Cloud computing is all the rage in the media right now. Often it is spoken of as something new, different and exciting even though service bureaus were in use in the 1960s, hosting and manged services providers appeared in the mid 1970s and application service providers have been with us since the late 1980s. What’s really new is a delivery and consumption model rather than a new type of technology.
Cloud computing means the delivery of IT resources (an application, a system service, a application framework or a complete server) over the Internet. This delivery model enables convenient, self-service, pay-as-you-go, on-demand network access to a shared pool of configurable computing resources. These resources can expand or contract as needed to support the customer’s requirements.
Although this is only a new delivery and consumption model, it holds out the promise of changing how organizations acquire computing resources and deploy some or all of their workloads.
Why is this causing trouble?
Quite often the configuration and performance management tools being used today are focused on helping companies manage applications running on one or more physical machines. The presumption is that the machine is in the company’s own data center and running applications and tools purchased by the company. While that approach worked quite well for monolithic applications developed for mainframes or mid-range systems, it no longer works well for modern applications.
Today’s applications are often designed as a collection of multiple application services that have been harnessed together in a way that looks to the end user like a single application. Multiple instances of each application service may be in use in different data centers to enhance performance, scaleability or reliability. These application services may be hosted on physical, virtual or cloud-based systems. Management tools designed for a single physical system are clearly out of their class in trying to deal with such a complex processing environment.
If we tack on to this complex mess the a la carte pricing model used by most cloud service providers, it becomes very difficult for a company’s IT department to track the cost of a cloud-based service offering. Some service providers have different pricing levels for each function including the following:
- The number and power of CPUs put to use
- The amount of memory made available to those CPUs
- The amount and type of storage made available to those CPUs
- How much network bandwidth the workloads uses and even how many gigabytes of data transmitted and received during the normal course of using the workload.
- Only God knows what other fees and charges will be tacked on as well.
It is not at all uncommon for companies to get an unpleasant surprise when the monthly bill arrives.

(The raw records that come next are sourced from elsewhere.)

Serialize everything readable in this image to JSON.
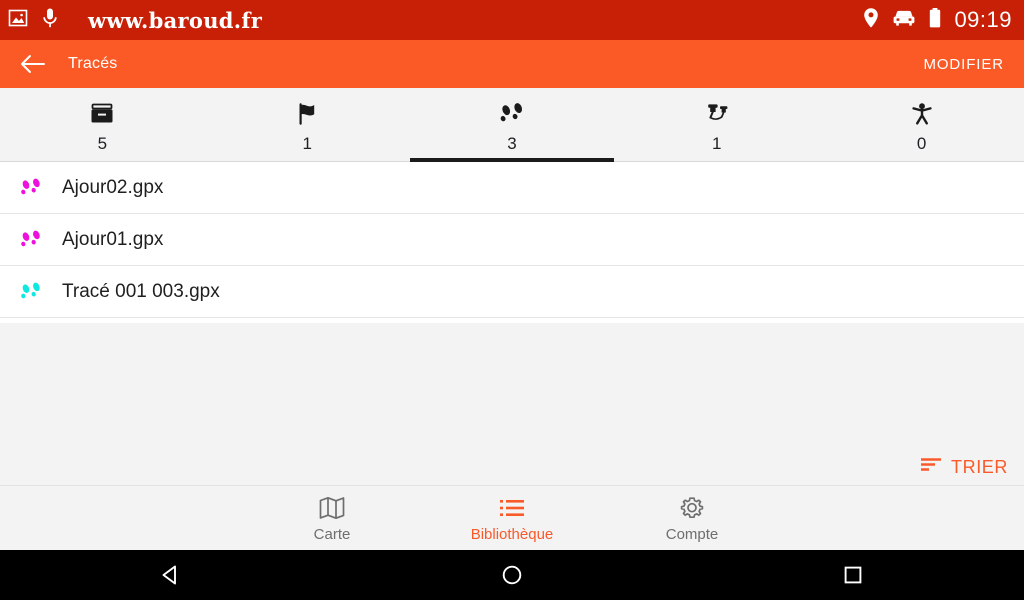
{
  "status_bar": {
    "site_title": "www.baroud.fr",
    "clock": "09:19",
    "left_icons": [
      "image-icon",
      "microphone-icon"
    ],
    "right_icons": [
      "location-pin-icon",
      "car-icon",
      "battery-icon"
    ],
    "background_color": "#c72007"
  },
  "app_bar": {
    "back_icon": "back-arrow-icon",
    "title": "Tracés",
    "action_label": "MODIFIER",
    "background_color": "#fb5a26"
  },
  "tabs": [
    {
      "icon": "archive-box-icon",
      "count": "5",
      "active": false
    },
    {
      "icon": "flag-icon",
      "count": "1",
      "active": false
    },
    {
      "icon": "footsteps-icon",
      "count": "3",
      "active": true
    },
    {
      "icon": "pushpins-icon",
      "count": "1",
      "active": false
    },
    {
      "icon": "person-icon",
      "count": "0",
      "active": false
    }
  ],
  "list": {
    "rows": [
      {
        "icon": "footsteps-icon",
        "icon_color": "#ee11dd",
        "label": "Ajour02.gpx"
      },
      {
        "icon": "footsteps-icon",
        "icon_color": "#ee11dd",
        "label": "Ajour01.gpx"
      },
      {
        "icon": "footsteps-icon",
        "icon_color": "#0ee8e0",
        "label": "Tracé 001 003.gpx"
      }
    ]
  },
  "sort_button": {
    "icon": "sort-icon",
    "label": "TRIER",
    "color": "#f95a29"
  },
  "bottom_nav": {
    "items": [
      {
        "icon": "map-icon",
        "label": "Carte",
        "active": false
      },
      {
        "icon": "list-icon",
        "label": "Bibliothèque",
        "active": true
      },
      {
        "icon": "gear-icon",
        "label": "Compte",
        "active": false
      }
    ],
    "active_color": "#f95a29",
    "inactive_color": "#6e6e6e"
  },
  "android_nav": {
    "back": "back-triangle-icon",
    "home": "home-circle-icon",
    "recents": "recents-square-icon"
  }
}
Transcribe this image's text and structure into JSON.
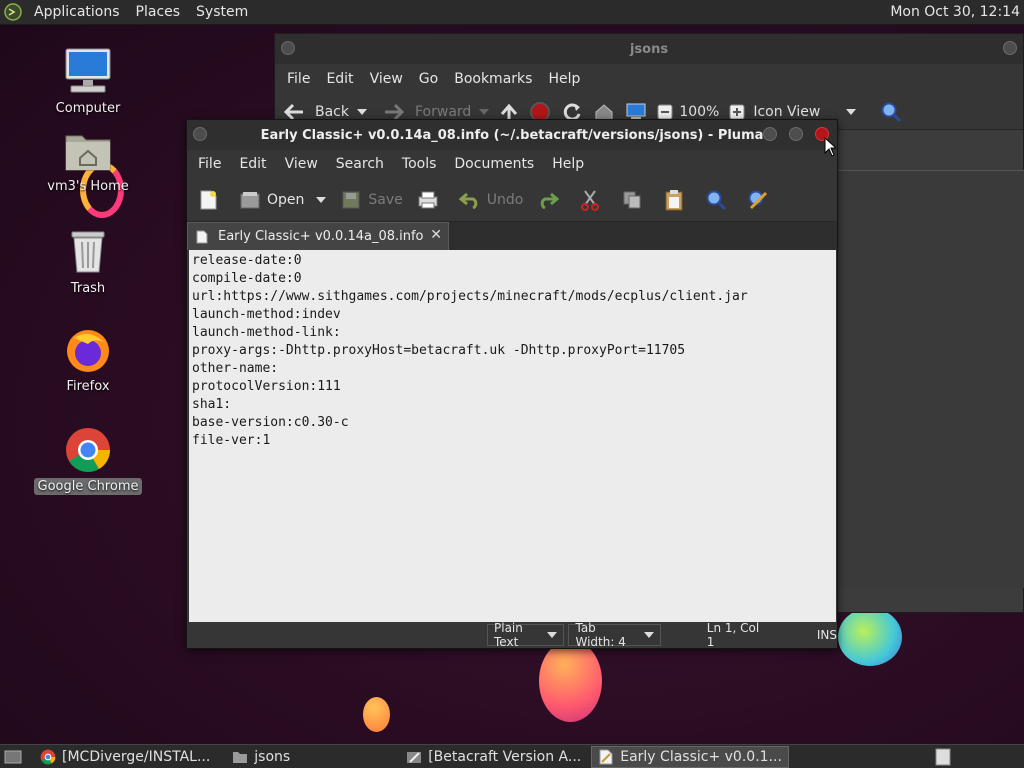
{
  "top_panel": {
    "menus": [
      "Applications",
      "Places",
      "System"
    ],
    "clock": "Mon Oct 30, 12:14"
  },
  "desktop_icons": [
    {
      "label": "Computer",
      "icon": "computer-icon"
    },
    {
      "label": "vm3's Home",
      "icon": "home-folder-icon"
    },
    {
      "label": "Trash",
      "icon": "trash-icon"
    },
    {
      "label": "Firefox",
      "icon": "firefox-icon"
    },
    {
      "label": "Google Chrome",
      "icon": "chrome-icon"
    }
  ],
  "file_manager": {
    "title": "jsons",
    "menus": [
      "File",
      "Edit",
      "View",
      "Go",
      "Bookmarks",
      "Help"
    ],
    "toolbar": {
      "back": "Back",
      "forward": "Forward",
      "zoom": "100%",
      "view_mode": "Icon View"
    }
  },
  "pluma": {
    "title": "Early Classic+ v0.0.14a_08.info (~/.betacraft/versions/jsons) - Pluma",
    "menus": [
      "File",
      "Edit",
      "View",
      "Search",
      "Tools",
      "Documents",
      "Help"
    ],
    "toolbar": {
      "open": "Open",
      "save": "Save",
      "undo": "Undo"
    },
    "tab_label": "Early Classic+ v0.0.14a_08.info",
    "lines": [
      "release-date:0",
      "compile-date:0",
      "url:https://www.sithgames.com/projects/minecraft/mods/ecplus/client.jar",
      "launch-method:indev",
      "launch-method-link:",
      "proxy-args:-Dhttp.proxyHost=betacraft.uk -Dhttp.proxyPort=11705",
      "other-name:",
      "protocolVersion:111",
      "sha1:",
      "base-version:c0.30-c",
      "file-ver:1"
    ],
    "status": {
      "language": "Plain Text",
      "tab_width": "Tab Width:  4",
      "position": "Ln 1, Col 1",
      "mode": "INS"
    }
  },
  "taskbar": {
    "items": [
      {
        "label": "[MCDiverge/INSTAL...",
        "icon": "chrome-icon",
        "active": false
      },
      {
        "label": "jsons",
        "icon": "folder-icon",
        "active": false
      },
      {
        "label": "[Betacraft Version A...",
        "icon": "editor-icon",
        "active": false
      },
      {
        "label": "Early Classic+ v0.0.1...",
        "icon": "pluma-icon",
        "active": true
      }
    ]
  },
  "colors": {
    "panel": "#2b2b2b",
    "window": "#363636",
    "editor_bg": "#ececec",
    "close_button": "#b2161a"
  }
}
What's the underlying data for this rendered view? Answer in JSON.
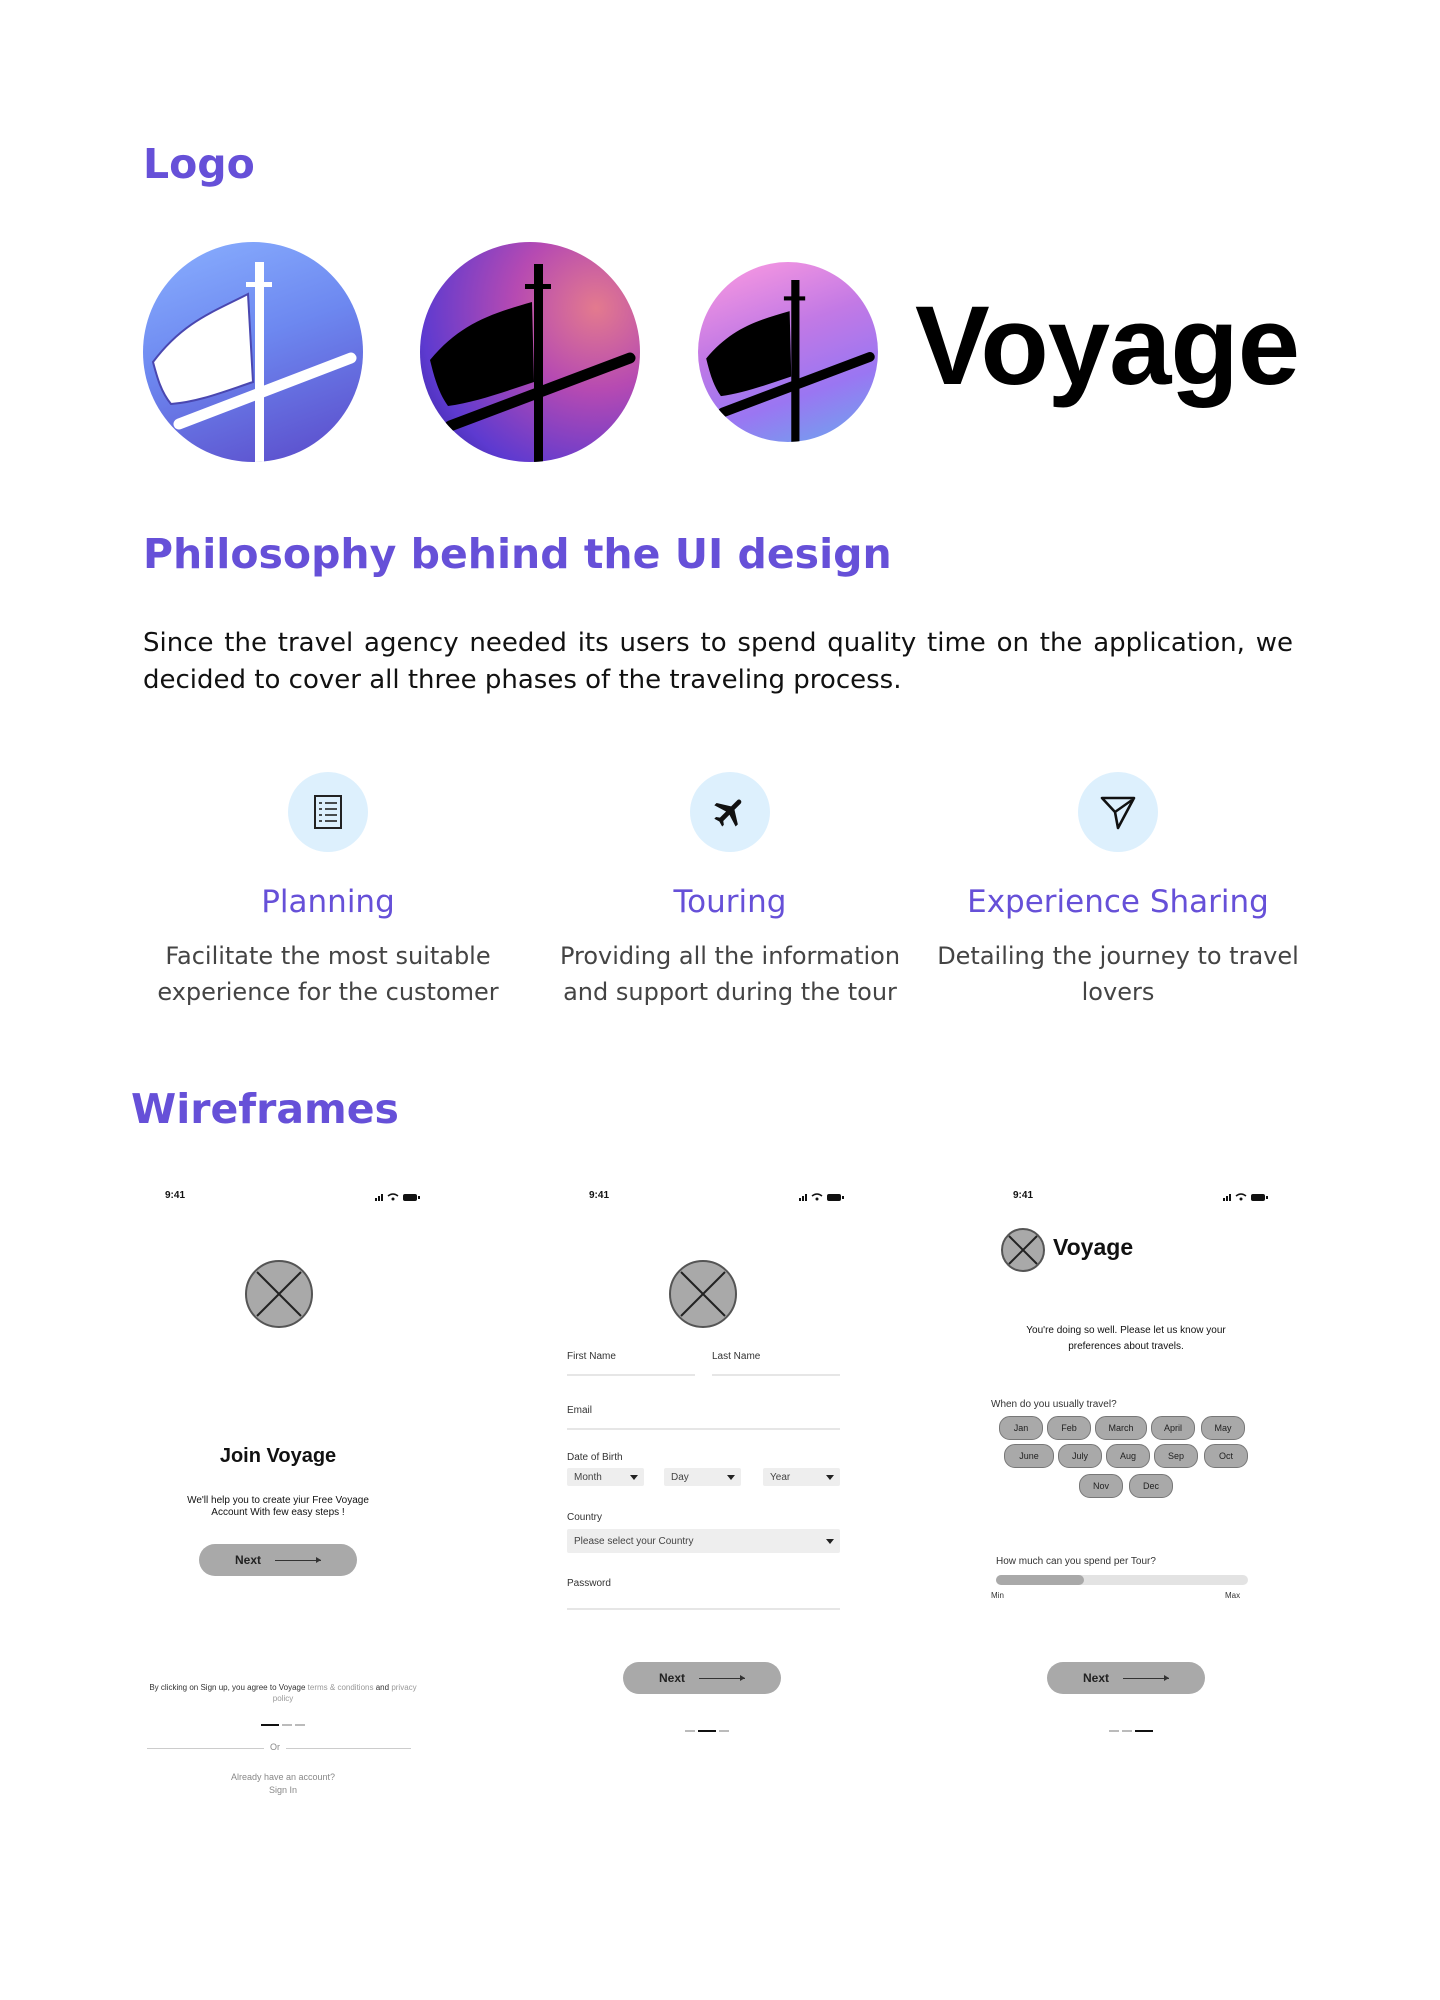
{
  "sections": {
    "logo_heading": "Logo",
    "philosophy_heading": "Philosophy behind the UI design",
    "wireframes_heading": "Wireframes"
  },
  "logo": {
    "wordmark": "Voyage"
  },
  "intro": "Since the travel agency needed its users to spend quality time on the application, we decided to cover all three phases of the traveling process.",
  "pillars": [
    {
      "icon": "checklist-icon",
      "title": "Planning",
      "desc": "Facilitate the most suitable experience for the customer"
    },
    {
      "icon": "airplane-icon",
      "title": "Touring",
      "desc": "Providing all the information and support during the tour"
    },
    {
      "icon": "paper-plane-icon",
      "title": "Experience Sharing",
      "desc": "Detailing the journey to travel lovers"
    }
  ],
  "colors": {
    "accent": "#6650d8",
    "icon_bg": "#ddf0fd",
    "wire_gray": "#a9a9a9"
  },
  "wireframes": {
    "time": "9:41",
    "screen1": {
      "title": "Join Voyage",
      "subtitle_line1": "We'll help you to create yiur Free Voyage",
      "subtitle_line2": "Account With few easy steps !",
      "next": "Next",
      "terms_prefix": "By clicking on Sign up, you agree to Voyage",
      "terms_link": "terms & conditions",
      "terms_and": "and",
      "privacy_link": "privacy policy",
      "or": "Or",
      "already": "Already have an account?",
      "sign_in": "Sign In"
    },
    "screen2": {
      "first_name": "First Name",
      "last_name": "Last Name",
      "email": "Email",
      "dob": "Date of Birth",
      "month": "Month",
      "day": "Day",
      "year": "Year",
      "country": "Country",
      "country_placeholder": "Please select your Country",
      "password": "Password",
      "next": "Next"
    },
    "screen3": {
      "brand": "Voyage",
      "message_line1": "You're doing so well. Please let us know your",
      "message_line2": "preferences about travels.",
      "travel_question": "When do you usually travel?",
      "months": [
        "Jan",
        "Feb",
        "March",
        "April",
        "May",
        "June",
        "July",
        "Aug",
        "Sep",
        "Oct",
        "Nov",
        "Dec"
      ],
      "spend_question": "How much can you spend per Tour?",
      "min": "Min",
      "max": "Max",
      "spend_level": 0.35,
      "next": "Next"
    }
  }
}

What's needed to solve this problem?
It is really important to remember that companies need to be able to manage all of the computing resources in use. The tool must be easy to use and present information in a useful fashion.The solution must be able to see and track all of the resources regardless of:
- Where the resource is located
- What type of resource it is (system, memory, storage, network, etc.)
- Whether it is physical, virtual or cloud-based
- Regardless of the operating system or application being used
The tool must be able to take the next step and take the usage information and estimate, in real time, the costs the company is incurring. It must be able to warn administrators when the costs are approaching important thresholds.
“No surprises” has to be built into the design of the perfect solution.
Lots of noise in the environment
Finding this perfect tool is increasingly challenging. There is an amazing amount of “noise” in the environment. Many suppliers of configuration and performance management tools have jumped into the market. Sometimes, all they have done is put new lipstick on an older tool.
Some suppliers have taken an older management framework and have just added a module or two that allows data gathering from virtual and, perhaps, cloud environments. They then make broad claims that they are offering the perfect tool. It is often not at all clear if the tool works in real time or estimates resource utilization and end user cost.
Other suppliers have developed tools that only focus on virtual environments or cloud environments and seem to have forgotten that companies are using a broad mix of technologies to solve their business problems.
Still other suppliers have developed tools that only work in a single data center or for applications running in a single operating environment. These suppliers seem not to understand that today’s data center looks like a computer museum – applications are in use today that were developed in the 1960s, 1970s, 1980s, 1990s and, yes, even built recently.
Although companies need a comprehensive tool that can provide a clear view of the whole forest, these suppliers only offer a machete and a paper map. They tell their customers “you have all the tools you need to make a survey of your entire environment."
Things to Consider
Here are a few things that decision-makers must consider while seeking a comprehensive solution:
- It is important that tools understand today’s complex environment and work fast enough to deal with an ever-changing computing environment.
- Is the product new or is it really a few tweaks made so that the supplier can make broad claims without really dealing with today’s issues?
- Can the supplier offer real customer references? Do these customers agree that the product is the best thing since sliced bread?
- Is support available worldwide?
- Does the product have the ability to assess the real impact of a single specific service?
- Can it manage events and resources in real time?
- Does it offer sophisticated analytics to make nearly invisible problems visible?
- Does it support physical, virtual and cloud resources?
If the answer to these questions is “no,” then it would be wise to continue looking for that ideal solution.
Image Credit: I'm George